South Carolina school has two out volleyballers
Erskine College volleyball player Drew Davis, who struggled with reconciling being gay with the Southern Baptist Church, was outed inadvertently to one of his teammates during a Skype chat. Juan Varona was out in high school in Puerto Rico.
For the last few months a Twitter handle called "Closeted Athlete" has garnered some attention for his tweets about seemingly struggling in the closet and possibly being near coming out. He has kept his identity a secret, which has given him the freedom to tweet and retweet whatever his truly on his mind, including his thoughts on LGBT rights and "cute boys."
Then "Closeted Athlete" stuck his toe out of the closet a few weeks ago by changing his Twitter name to "I'm The Same Mason." He also shared various links about ending suicide, a sign that started to worry me - Could it be that this young man started having dangerous thoughts? It was then, a few weeks ago, that I chatted with him, learned his true identity, and learned he was actually on a positive path forward.
Then this weekend he gave the first hint that he was truly ready to share himself with his whole world:
So I'm thinking I might come out to my fraternity this Tuesday. It's by no means set in stone but it might happen.— Mason Briles (@masonbriles) September 12, 2014
On Tuesday "Closeted Athlete" came out publicly on Twitter, revealing himself as Mason Briles, a former high school fencer who is currently the secretary of Alpha Sigma Phi at Auburn University. Briles doesn't fence anymore in part, he told me, because he felt constantly under attack by the sometimes-quiet, sometimes-loud homophobia that pervaded his sport even in high school.

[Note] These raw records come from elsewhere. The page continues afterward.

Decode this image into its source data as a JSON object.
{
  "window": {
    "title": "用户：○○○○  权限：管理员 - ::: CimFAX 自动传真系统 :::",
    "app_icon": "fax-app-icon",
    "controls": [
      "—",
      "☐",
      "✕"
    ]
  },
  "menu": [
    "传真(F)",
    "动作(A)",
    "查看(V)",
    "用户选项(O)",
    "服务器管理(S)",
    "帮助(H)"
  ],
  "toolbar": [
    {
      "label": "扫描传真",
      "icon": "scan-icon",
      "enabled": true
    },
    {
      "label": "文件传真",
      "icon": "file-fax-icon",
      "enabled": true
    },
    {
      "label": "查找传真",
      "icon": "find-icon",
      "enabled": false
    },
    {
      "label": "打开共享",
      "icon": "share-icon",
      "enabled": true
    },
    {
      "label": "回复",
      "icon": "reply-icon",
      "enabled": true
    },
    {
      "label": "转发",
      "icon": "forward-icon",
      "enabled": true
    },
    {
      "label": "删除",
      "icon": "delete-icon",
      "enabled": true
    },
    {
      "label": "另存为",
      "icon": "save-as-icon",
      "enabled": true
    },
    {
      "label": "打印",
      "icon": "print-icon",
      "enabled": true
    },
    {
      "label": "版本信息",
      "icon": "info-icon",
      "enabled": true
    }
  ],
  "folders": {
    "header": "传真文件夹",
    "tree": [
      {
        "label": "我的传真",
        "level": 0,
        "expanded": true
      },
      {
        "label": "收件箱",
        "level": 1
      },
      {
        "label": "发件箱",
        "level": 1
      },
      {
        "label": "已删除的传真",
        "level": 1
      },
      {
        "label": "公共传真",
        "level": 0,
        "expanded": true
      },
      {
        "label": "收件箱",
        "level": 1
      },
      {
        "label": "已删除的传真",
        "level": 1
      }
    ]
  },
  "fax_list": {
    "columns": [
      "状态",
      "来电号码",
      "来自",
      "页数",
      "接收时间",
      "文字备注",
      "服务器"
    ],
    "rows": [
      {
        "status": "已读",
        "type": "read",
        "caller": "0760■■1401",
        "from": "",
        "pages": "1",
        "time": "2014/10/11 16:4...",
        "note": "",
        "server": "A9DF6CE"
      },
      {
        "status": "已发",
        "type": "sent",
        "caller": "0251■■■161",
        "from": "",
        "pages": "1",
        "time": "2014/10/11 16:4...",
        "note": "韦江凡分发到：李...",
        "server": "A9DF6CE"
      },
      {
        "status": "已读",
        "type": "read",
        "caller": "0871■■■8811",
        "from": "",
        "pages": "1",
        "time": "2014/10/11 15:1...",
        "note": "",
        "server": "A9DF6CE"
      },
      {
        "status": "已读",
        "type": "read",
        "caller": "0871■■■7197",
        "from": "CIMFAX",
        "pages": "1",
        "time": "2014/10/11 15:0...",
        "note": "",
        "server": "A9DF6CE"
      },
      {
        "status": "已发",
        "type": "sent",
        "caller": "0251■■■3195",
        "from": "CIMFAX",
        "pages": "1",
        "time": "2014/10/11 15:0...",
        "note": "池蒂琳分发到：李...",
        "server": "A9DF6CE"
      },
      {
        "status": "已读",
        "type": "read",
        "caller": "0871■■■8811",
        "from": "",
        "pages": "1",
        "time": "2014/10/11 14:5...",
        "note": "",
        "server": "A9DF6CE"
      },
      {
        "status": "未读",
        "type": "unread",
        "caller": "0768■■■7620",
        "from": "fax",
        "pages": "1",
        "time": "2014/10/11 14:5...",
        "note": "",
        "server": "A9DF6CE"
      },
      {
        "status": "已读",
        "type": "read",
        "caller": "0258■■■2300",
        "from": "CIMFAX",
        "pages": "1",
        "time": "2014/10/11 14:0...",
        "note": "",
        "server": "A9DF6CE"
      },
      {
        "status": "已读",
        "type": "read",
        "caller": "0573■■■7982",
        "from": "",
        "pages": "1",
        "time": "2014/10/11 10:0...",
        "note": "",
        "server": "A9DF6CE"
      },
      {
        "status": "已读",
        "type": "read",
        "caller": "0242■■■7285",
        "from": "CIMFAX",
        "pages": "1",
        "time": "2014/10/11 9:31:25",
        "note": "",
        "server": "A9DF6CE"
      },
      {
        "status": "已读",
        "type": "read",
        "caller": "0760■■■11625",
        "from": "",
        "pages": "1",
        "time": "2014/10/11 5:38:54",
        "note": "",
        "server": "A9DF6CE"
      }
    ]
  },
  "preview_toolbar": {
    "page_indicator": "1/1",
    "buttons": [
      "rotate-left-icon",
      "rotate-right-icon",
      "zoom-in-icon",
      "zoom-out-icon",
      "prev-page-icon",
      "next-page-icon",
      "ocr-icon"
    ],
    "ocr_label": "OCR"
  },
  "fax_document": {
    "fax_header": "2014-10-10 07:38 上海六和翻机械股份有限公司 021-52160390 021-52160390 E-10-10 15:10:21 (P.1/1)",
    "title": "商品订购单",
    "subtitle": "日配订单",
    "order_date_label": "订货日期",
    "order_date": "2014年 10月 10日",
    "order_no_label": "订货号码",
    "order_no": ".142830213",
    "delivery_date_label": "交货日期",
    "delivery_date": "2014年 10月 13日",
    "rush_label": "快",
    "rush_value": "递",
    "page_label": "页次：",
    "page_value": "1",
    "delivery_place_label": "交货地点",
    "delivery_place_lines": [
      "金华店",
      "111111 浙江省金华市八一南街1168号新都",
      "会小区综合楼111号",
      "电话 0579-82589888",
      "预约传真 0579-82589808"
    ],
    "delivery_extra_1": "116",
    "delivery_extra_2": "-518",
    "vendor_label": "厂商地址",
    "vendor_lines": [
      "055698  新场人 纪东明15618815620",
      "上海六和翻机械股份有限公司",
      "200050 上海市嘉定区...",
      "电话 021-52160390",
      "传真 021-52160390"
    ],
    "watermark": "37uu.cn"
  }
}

In coming out Briles posted this tweet, a modified version of a letter he sent earlier that day to his fraternity brothers:
From the moment we are born, we are expected to conform to whatever norms society has for us. Anytime someone happens to be different, they are automatically labeled as such. While at first, these labels can seem incredibly cruel or hurtful, with time I have found these labels can do no more harm than they are allowed to do. With that being said, I am about to put a label on myself. It is a label I am happy to have and it is a label I will wear with pride.
I am gay.
Coming to terms with this aspect of my life has truly been the hardest struggle I have ever been through. I am not coming out because I want to be treated differently or because I want attention, I am coming out because not being who I am is tearing me apart inside. While being gay is nothing new to me, I also respect that me being gay is extremely new to you. Just know that being gay does not define me as a person as it is only one aspect of who I am; I have always been gay and absolutely nothing about me has changed. The only thing that has changed is my willingness to be open and honest with all of you. I am the same exact guy I was before you started reading this, and I am hoping beyond hope, that reading this does not change the person you see.
If I know you, even just in passing, I consider you my friend and as a friend, I am trusting you. I am trusting you because I believe in my heart you will accept me for who I am; for that acceptance, there are no words to express how blessed I truly am. Quite honestly, a simple "thank you" could never measure up to how amazing all of you truly are. If it turns out this makes any of you think less of me in any way, then I am sincerely sorry you feel that way, but I also will not apologize for who I am, who God created me to be.
I consider each and every one of you, my friends, a part of my life. Whether we have spent countless hours together or have only talked a few minutes in passing; it really is not fair that, until now, you have not gotten to know the real me. I have felt alone, isolated, and at times suicidal, simply because of who I am and I firmly believe that is no way for anyone to live. For this reason, I encourage all of you to be yourselves in everything you do and if anyone needs anything or simply wants to talk, just know that I am always here for you. I hope everyone has a fantastic evening. Thank you for your time and God Bless.
When I first connected with Briles months ago, he seemed desperately far from coming out. Connecting with another athlete in the South in a similar situation, in addition to various other people via Twitter, seemingly made a world of difference. Whereas he had been afraid to come out to any of his Alpha Sigma Phi fraternity brothers, Briles told me via text message Tuesday night that his fraternity brothers have rallied around him.
"They've all been really awesome so far," he told me. "Completely and totally supportive."
Congratulations to Briles for finding the courage to be his true self in Alabama. We at Outsports are thrilled that you are the latest person to come out where it's unexpected and to be embraced for his bravery.